Code for controlling the GX3500 FPGA Static IO is provided for three different programming environments; ATEasy®, “C” and LabView.

These examples assume the GX3500 is installed in slot 12 of a PXI chassis, that the SVF file produced using the Altera Quartus II design software is called “Static_IO.svf”, and that the SVF file is located in the same directory that the application program resides in.

ATEasy Example (using the ATEasy GX3500 Driver)
dwData:DWord[4] ! Contains output state for 32-bit ports A- D
dwTristate:DWord[4] ! Contains tristate control for 32-bit ports A-D
dwInput:DWord[4] ! Contains data read from four latches A-D
i:Long ! Index counter

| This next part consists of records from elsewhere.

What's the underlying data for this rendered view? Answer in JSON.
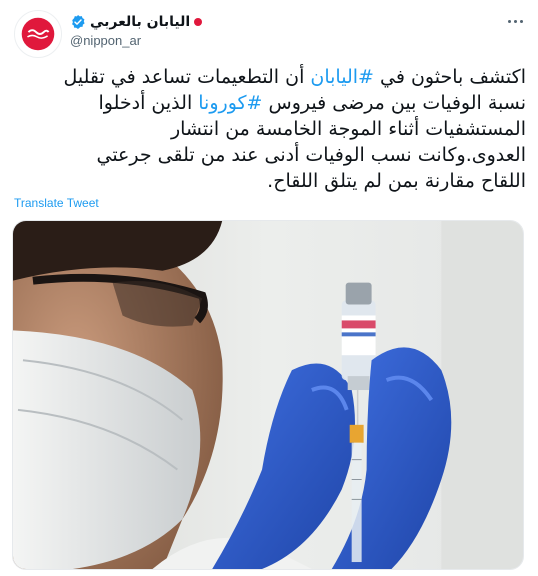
{
  "author": {
    "display_name": "اليابان بالعربي",
    "handle": "@nippon_ar",
    "avatar_icon": "nippon-logo-icon",
    "verified_icon": "verified-badge-icon"
  },
  "tweet": {
    "lines": [
      [
        {
          "text": "اكتشف باحثون في ",
          "hashtag": false
        },
        {
          "text": "#اليابان",
          "hashtag": true
        },
        {
          "text": " أن التطعيمات تساعد في تقليل",
          "hashtag": false
        }
      ],
      [
        {
          "text": "نسبة الوفيات بين مرضى فيروس ",
          "hashtag": false
        },
        {
          "text": "#كورونا",
          "hashtag": true
        },
        {
          "text": " الذين أدخلوا",
          "hashtag": false
        }
      ],
      [
        {
          "text": "المستشفيات أثناء الموجة الخامسة من انتشار",
          "hashtag": false
        }
      ],
      [
        {
          "text": "العدوى.وكانت نسب الوفيات أدنى عند من تلقى جرعتي",
          "hashtag": false
        }
      ],
      [
        {
          "text": "اللقاح مقارنة بمن لم يتلق اللقاح.",
          "hashtag": false
        }
      ]
    ],
    "translate_label": "Translate Tweet"
  },
  "colors": {
    "link": "#1d9bf0",
    "text": "#0f1419",
    "secondary": "#536471",
    "glove": "#2f5fd0",
    "brand_red": "#e0183c"
  }
}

Driver Initialize (12) ! Initialize driver for instrument in slot #12
FPGA Load (".\\Static_IO.svf",TARGET_VOLATILE,MODE_SYNC) ! Load SVF file to volatile FPGA memory
FPGA Set ExpansionBoardBypass(0b1111) ! Set the expansion bypass – signals route from the FPGA to the connectors
For i=0 to 3 ! Repeat for port A - D
    FPGA Write Register(i*4,4,dwData[i]) ! Write to Data Latch WE[i]
    FPGA Write Register((i+4)*4,4,dwTristate[i]) ! Write to Tristate Latch WE[i+4]
FPGA Write Register(80,4,0) ! Simultaneous Update all 128 I/O pins (tristate and data)
FPGA Read Register(80,4,dwData) ! Simultaneous Sample all 128 I/O pins
For i=0 to 3 ! Repeat for port A-D
    FPGA Read Register(i*4,4,dwInput[i]) ! Read sampled state from Latch RE[i]

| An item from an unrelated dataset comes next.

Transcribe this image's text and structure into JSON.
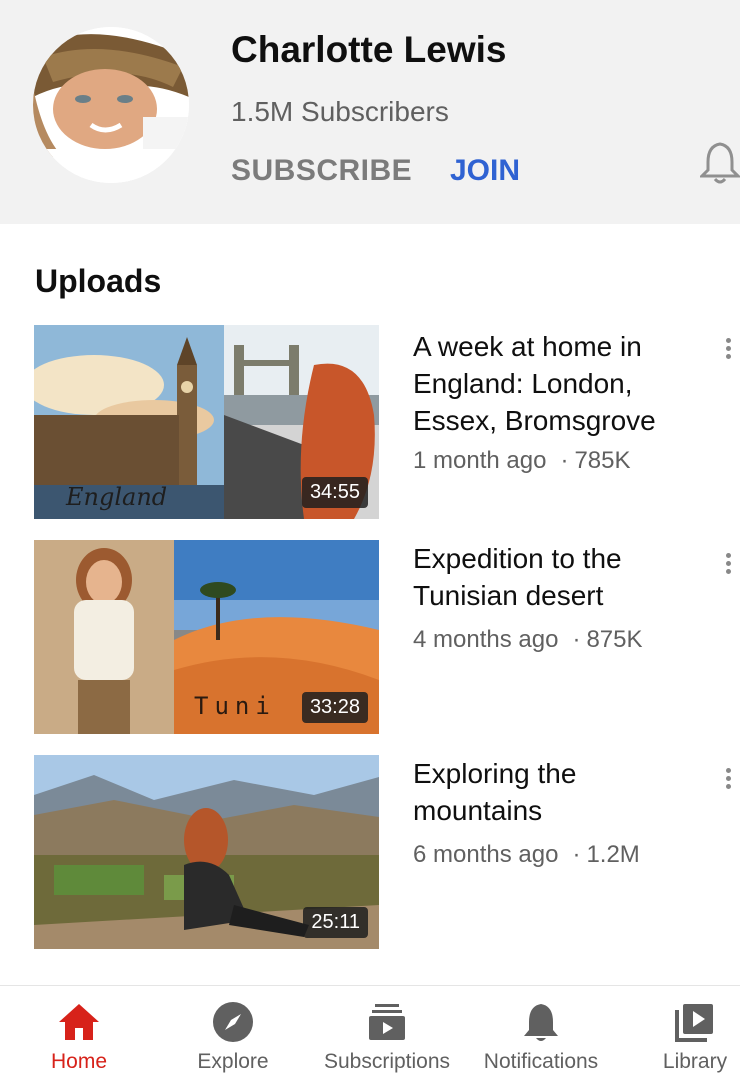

“C” Example
int    nHandle, nStatus, i;
DWord    dwData[4], dwTristate[4], dwInput[4];

GxFpgaInitialize (12, nHandle, nStatus);  \\ Initialize driver for instrument in slot #12
GxFpgaLoad (nHandle, 0, "Static_IO.svf" ,0,, pnStatus);  \\ Load SVF file to volatile FPGA memory
GxFpgaSetExpansionBoardBypass (nHandle , 0xF, pnStatus);  \\ Set the expansion bypass
for(i=0;i<4;i++){  \\ Repeat for port A - D
    GxFpgaWriteRegister (nHandle ,i*4, dwData[i], 4, nStatus);  \\ Write to Data Latch WE[i]
    GxFpgaWriteRegister (nHandle ,(i+4)*4, dwTristate[i], 4, nStatus);  \\ Write to Tristate Latch WE[i+4]
GxFpgaWriteRegister (nHandle ,80, 0, 4, nStatus);  \\ Simultaneous Update all 128 I/O pins (tristate and data)
GxFpgaReadRegister (nHandle, 80, dwInput[0], 4, nStatus);  \\ Simultaneous Sample all 128 I/O pins

for(i=0;i<4;i++){  \\ Repeat for port A - D
    GxFpgaReadRegister (nHandle, i*4, dwInput[i], 4, nStatus);  \\ Read sampled state from Latch RE[i]

DownloadLabView Example

Figure 4:  LabView Example Control Panel

LabView Example Frame 0 Diagram
Figure 5:  LabView Example Frame 0 Diagram

LabView Example Frame 1 Diagram
Figure 6:  LabView Example Frame 1 Diagram

LabView Example Frame 2 Diagram
Figure 7:  LabView Example Frame 2 Diagram

LabView Example Frame 3 Diagram
Figure 8:  LabView Example Frame 3 Diagram

LabView Example Frame 4 Diagram
Figure 9:  LabView Example Frame 4 Diagram
Article Date 11/9/2010 , 9/21/2021
Keywords GX3500, FPGA, Altera, Quartus, FPGA Design tools, Static I/O, PCI, PXI

Login to rate article

1 ratings | 5 out of 5
Read Prior Article Read Next Article